Unusually for a Melbournian with such a famous interest in sport, Moody calls himself a "massive footy hater" and takes no interest in any other sport ("and thank god, because I don't have any time"). His early interest in cricket was kindled by the sight of Australia's mid-'80s one-day international clashes against West Indies. The passion in his voice is clear when he enters any discussion about West Indies cricket, and he retains a deep knowledge of their golden era.
There are few gaps in his collection other than some games from Australia's 1994 tour of South Africa, but he is always on the look-out for overseas tour footage from before the advent of Australian cable TV in the mid-1990s. He also makes the valid point that between the 1991 and 1999 Indian tours of Australia, the only ways for fans like him to fully appreciate the talents of Sachin Tendulkar was through those early wonder years of Australian cable TV.
Moody is philosophically opposed to claiming advertising revenue from his videos, adding that he dislikes watching advertisements on videos uploaded by other users, and so would feel hypocritical putting them on his own. "It just seems really dodgy," he says. "It would also be extra hassles with legal matters."
With the sheer volume of video footage in his collection, Moody doesn't have a lot of room for cricket books but says he owns a hundred or so. He narrows his focus on historical tomes and particularly enjoys the work of Christian Ryan, Gideon Haigh ("clearly the best"), Mike Atherton and Mike Coward. He laughs heartily recalling an incident where he sat in a Melbourne cinema watching Max Walker deal admirably with heckling from a series of fellow patrons on account of the former Australian fast bowler's literary output.

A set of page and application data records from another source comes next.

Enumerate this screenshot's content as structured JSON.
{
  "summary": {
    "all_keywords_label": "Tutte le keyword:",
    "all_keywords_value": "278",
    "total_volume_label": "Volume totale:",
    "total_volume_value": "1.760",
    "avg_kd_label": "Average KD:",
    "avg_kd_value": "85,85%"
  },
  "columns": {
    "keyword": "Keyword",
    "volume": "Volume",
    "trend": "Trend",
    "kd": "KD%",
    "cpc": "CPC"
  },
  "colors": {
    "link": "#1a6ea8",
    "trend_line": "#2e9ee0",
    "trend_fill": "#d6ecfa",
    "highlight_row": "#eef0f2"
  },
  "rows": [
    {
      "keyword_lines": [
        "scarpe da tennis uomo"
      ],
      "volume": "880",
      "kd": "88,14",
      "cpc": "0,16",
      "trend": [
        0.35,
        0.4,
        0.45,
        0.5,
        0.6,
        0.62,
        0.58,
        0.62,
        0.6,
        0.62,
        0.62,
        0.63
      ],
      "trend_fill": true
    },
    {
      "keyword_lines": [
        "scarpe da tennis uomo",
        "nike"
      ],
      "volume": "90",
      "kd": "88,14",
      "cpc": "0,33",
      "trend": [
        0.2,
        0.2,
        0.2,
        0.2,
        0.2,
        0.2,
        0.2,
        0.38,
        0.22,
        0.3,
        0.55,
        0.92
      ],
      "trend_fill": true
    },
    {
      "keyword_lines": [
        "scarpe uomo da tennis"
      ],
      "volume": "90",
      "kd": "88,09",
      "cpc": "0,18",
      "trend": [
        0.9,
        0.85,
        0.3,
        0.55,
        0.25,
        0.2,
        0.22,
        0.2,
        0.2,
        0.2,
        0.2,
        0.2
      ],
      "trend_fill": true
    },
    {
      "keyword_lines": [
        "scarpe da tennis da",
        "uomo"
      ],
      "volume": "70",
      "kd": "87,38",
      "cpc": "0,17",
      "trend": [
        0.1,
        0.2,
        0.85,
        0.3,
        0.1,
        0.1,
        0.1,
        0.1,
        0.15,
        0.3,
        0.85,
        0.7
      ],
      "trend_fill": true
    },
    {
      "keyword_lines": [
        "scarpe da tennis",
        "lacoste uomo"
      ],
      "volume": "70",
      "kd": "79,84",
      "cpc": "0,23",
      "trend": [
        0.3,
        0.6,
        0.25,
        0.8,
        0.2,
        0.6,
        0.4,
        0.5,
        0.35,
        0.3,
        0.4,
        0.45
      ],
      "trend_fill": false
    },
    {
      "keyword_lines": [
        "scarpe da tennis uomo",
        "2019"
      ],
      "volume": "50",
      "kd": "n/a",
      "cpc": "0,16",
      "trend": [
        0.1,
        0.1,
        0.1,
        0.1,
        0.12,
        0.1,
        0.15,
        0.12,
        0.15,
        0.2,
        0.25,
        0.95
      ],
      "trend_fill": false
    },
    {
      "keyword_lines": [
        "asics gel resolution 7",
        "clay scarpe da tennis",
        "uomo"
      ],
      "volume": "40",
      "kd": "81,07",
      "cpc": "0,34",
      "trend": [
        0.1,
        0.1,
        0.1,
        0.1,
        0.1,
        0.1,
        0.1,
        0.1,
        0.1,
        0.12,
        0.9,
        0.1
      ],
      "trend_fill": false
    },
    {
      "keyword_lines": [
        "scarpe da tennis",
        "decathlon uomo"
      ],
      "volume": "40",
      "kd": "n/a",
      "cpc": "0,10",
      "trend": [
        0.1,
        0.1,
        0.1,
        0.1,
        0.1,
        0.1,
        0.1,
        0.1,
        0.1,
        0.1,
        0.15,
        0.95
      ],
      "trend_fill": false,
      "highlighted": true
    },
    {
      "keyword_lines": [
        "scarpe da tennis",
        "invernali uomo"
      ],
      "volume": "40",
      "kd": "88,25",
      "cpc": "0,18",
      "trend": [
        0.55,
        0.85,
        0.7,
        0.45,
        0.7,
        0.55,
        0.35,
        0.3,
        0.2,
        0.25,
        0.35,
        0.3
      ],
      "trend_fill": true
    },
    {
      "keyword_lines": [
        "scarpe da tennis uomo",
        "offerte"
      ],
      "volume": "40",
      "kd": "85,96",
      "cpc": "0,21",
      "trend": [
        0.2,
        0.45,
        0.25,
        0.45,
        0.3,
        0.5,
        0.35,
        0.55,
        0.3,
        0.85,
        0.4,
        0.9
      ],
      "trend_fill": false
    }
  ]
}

One room of Moody's house dedicated to both music and his cricket DVDs, and - this would be familiar to collectors everywhere - the overflow ends up in "the other room". Soon enough his children will outgrow their shared bedroom and claim the space.
For fans like me, Moody's videos have filled the gaps on half-remembered events and resulted in remarkable journeys down digital rabbit holes, sometimes for hours on end. They are full of greatness, happiness, badness and madness, and his enthusiasm for the game is infectious. I don't doubt that his willingness to share his collection has encouraged others to adopt some of his passion and selflessness and upload their own forgotten gems. For that we should all be thankful.
Brushing aside the suggestion that he is a kind of folk hero in the world of cricket, Moody says, "It's just a Youtube channel. It's one amongst millions. I don't think it's as big a deal as people think."
On that point alone, he couldn't be more wrong.
Russell Jackson is a cricket lover who blogs about sports in the present and nostalgic tense for the Guardian and the Wasted Afternoons. He tweets here